● YOUR OBJECTIVE
When a line in the material contains the word "result", copy it.
▼▼▼
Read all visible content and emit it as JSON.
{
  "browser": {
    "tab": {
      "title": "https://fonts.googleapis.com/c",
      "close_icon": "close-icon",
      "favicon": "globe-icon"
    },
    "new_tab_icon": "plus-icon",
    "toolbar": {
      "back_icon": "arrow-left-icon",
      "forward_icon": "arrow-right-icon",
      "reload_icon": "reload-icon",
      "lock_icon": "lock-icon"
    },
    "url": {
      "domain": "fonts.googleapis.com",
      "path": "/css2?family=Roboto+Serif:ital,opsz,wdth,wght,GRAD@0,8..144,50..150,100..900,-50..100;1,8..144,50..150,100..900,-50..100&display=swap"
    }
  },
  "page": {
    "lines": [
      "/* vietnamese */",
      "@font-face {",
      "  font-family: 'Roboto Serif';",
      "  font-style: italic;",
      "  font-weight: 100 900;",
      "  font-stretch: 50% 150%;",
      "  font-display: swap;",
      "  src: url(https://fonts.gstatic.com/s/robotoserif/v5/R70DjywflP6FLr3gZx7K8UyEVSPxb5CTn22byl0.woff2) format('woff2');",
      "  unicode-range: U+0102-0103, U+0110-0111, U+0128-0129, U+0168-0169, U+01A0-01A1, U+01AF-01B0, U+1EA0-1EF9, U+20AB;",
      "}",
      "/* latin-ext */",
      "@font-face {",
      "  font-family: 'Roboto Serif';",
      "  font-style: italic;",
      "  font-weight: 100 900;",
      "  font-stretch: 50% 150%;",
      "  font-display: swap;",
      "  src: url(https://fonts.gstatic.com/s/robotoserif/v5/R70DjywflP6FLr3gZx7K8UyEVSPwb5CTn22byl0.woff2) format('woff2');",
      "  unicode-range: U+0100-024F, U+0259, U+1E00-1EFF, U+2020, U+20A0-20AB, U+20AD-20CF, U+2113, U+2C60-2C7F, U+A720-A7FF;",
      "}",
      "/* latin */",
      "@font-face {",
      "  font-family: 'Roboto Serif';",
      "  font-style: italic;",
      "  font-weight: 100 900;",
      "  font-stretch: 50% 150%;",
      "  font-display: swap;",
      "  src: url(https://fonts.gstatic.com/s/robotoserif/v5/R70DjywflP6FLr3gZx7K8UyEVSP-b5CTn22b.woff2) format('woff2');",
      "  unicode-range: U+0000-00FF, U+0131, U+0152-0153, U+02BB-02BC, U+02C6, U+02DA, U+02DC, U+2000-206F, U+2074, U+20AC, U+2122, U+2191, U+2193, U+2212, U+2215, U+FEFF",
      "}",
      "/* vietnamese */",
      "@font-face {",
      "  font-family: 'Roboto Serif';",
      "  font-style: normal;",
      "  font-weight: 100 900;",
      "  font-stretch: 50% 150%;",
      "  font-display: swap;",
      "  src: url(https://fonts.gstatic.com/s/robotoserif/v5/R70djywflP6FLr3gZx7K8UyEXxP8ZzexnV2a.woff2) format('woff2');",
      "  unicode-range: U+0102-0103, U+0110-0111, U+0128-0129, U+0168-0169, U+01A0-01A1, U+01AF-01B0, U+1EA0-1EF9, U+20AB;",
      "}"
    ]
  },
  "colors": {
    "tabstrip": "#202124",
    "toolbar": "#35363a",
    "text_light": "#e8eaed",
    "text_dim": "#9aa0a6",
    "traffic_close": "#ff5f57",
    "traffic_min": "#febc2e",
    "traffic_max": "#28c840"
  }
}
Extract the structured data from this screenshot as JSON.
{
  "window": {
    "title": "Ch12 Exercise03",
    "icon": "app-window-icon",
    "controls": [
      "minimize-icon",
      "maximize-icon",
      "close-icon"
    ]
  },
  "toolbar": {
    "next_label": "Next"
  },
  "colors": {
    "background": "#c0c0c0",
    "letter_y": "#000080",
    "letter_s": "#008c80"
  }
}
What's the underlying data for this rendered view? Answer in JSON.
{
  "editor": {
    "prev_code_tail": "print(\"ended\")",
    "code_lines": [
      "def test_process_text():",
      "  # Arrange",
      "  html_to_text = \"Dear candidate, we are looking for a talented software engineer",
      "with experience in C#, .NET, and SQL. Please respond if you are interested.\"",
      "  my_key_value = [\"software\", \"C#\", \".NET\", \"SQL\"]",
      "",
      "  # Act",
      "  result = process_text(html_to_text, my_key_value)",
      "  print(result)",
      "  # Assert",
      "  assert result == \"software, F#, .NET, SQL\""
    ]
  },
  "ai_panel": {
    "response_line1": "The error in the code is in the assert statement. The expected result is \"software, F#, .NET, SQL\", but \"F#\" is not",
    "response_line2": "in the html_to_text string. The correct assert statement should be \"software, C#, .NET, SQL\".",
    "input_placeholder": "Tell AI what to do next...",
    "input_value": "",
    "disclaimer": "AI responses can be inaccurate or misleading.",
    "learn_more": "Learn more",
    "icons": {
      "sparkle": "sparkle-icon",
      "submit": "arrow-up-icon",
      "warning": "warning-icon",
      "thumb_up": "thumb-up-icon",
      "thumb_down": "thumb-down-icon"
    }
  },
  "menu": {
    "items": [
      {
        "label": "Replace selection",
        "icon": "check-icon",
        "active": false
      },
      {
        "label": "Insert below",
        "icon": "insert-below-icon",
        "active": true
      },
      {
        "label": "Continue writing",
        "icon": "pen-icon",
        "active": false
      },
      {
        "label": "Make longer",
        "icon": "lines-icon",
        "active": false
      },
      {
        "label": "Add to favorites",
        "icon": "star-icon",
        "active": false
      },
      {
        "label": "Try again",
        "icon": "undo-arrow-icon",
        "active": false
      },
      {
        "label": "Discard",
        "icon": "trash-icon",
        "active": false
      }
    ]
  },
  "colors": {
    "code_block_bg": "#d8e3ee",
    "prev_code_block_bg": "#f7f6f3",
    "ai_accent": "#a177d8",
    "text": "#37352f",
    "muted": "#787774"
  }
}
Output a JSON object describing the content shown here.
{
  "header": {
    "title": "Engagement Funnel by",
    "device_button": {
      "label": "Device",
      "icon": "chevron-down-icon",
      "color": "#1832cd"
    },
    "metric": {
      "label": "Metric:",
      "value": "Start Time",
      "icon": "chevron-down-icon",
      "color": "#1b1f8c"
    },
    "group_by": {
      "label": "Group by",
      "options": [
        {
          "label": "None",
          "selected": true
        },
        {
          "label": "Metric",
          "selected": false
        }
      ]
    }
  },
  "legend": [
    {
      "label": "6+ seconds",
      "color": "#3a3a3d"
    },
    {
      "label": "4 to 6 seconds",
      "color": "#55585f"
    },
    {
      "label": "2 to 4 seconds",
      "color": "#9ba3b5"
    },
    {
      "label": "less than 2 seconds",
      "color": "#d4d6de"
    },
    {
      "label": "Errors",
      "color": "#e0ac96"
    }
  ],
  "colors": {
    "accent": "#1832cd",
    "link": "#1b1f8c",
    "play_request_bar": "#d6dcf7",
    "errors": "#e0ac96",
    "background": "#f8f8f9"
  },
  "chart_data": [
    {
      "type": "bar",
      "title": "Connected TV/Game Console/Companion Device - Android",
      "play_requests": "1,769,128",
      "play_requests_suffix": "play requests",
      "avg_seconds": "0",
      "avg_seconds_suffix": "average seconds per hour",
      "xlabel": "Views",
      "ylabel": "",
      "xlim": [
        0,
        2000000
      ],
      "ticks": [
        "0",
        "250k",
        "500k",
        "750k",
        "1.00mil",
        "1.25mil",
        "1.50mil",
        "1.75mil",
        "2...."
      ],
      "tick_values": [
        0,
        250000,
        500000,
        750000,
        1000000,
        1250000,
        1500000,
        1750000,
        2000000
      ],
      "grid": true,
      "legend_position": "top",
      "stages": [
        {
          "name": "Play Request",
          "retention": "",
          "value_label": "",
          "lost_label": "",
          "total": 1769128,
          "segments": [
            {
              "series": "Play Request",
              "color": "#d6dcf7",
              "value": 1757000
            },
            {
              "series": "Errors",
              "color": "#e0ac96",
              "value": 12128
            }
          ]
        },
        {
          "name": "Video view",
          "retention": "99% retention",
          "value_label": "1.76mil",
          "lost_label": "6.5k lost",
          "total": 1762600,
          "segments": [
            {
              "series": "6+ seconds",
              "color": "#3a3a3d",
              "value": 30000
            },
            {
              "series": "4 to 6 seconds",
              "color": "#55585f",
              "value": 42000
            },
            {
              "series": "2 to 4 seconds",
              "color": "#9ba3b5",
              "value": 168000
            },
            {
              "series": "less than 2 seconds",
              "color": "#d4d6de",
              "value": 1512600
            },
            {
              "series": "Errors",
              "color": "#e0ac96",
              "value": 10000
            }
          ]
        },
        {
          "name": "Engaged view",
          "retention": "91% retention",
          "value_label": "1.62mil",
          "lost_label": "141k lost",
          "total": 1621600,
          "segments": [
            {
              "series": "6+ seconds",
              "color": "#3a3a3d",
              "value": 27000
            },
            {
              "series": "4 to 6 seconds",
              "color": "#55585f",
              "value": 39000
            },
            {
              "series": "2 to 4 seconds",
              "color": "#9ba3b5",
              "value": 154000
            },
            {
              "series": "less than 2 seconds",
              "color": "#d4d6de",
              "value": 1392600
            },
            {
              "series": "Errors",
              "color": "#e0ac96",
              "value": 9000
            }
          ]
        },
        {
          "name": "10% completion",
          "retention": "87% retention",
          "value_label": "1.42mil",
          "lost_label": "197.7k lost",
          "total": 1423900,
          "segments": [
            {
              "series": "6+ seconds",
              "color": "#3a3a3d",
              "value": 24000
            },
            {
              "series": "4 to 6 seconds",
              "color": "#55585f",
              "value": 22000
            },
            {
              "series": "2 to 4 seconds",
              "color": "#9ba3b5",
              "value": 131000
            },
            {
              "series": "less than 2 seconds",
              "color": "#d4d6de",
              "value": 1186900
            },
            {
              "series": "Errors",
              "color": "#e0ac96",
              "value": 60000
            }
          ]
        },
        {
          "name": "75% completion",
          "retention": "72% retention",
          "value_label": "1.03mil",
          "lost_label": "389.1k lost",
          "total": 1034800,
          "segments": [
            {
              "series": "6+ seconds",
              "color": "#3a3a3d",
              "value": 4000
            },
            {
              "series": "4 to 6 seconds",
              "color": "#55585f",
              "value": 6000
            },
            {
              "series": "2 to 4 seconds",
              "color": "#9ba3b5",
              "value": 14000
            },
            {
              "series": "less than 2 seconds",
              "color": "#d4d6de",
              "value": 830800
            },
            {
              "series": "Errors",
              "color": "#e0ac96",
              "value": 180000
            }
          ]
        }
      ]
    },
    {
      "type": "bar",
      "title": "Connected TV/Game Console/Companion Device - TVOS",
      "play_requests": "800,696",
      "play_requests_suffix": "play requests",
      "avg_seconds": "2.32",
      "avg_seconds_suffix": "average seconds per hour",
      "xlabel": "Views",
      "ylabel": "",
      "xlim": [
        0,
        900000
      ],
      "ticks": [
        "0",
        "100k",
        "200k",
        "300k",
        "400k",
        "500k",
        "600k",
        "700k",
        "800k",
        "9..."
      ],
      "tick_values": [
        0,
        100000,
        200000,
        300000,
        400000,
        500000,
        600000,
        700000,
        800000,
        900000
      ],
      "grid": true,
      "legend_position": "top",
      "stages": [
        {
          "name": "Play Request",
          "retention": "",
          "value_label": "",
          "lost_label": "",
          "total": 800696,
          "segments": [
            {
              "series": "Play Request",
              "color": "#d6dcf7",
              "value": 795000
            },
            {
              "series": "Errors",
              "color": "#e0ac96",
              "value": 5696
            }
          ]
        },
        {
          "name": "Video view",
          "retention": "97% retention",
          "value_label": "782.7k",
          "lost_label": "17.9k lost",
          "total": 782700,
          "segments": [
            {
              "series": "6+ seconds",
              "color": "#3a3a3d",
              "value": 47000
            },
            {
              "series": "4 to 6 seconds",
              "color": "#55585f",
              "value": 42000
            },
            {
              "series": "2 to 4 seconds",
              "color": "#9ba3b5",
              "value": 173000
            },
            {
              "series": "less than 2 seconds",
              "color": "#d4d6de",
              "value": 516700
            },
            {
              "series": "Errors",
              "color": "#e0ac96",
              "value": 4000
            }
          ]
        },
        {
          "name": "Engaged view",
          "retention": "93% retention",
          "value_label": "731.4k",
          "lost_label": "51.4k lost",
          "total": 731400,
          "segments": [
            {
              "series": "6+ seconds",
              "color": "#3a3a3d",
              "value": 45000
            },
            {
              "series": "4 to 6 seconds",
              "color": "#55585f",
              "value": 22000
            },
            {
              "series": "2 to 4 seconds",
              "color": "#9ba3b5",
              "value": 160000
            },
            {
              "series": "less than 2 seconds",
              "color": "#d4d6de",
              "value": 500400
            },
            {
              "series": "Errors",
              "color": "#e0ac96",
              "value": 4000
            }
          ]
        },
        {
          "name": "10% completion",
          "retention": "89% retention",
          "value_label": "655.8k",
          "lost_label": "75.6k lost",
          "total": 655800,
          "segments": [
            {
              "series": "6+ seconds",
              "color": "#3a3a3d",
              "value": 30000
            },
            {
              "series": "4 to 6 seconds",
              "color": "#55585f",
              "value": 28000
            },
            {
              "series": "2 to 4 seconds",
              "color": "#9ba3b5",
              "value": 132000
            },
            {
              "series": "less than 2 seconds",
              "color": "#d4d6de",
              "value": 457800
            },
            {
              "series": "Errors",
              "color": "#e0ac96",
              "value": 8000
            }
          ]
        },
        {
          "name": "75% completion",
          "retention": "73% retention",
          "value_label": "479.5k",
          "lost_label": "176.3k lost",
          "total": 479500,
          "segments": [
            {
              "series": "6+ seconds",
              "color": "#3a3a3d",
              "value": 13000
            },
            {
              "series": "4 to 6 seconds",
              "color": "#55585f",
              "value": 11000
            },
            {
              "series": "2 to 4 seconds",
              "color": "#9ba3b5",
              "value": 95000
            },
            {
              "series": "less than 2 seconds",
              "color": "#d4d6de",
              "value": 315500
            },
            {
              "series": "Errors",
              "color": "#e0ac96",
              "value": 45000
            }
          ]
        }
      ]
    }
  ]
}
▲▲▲
● ANSWER SECTION
      "  result = process_text(html_to_text, my_key_value)",
      "  print(result)",
      "  assert result == \"software, F#, .NET, SQL\""
    "response_line1": "The error in the code is in the assert statement. The expected result is \"software, F#, .NET, SQL\", but \"F#\" is not",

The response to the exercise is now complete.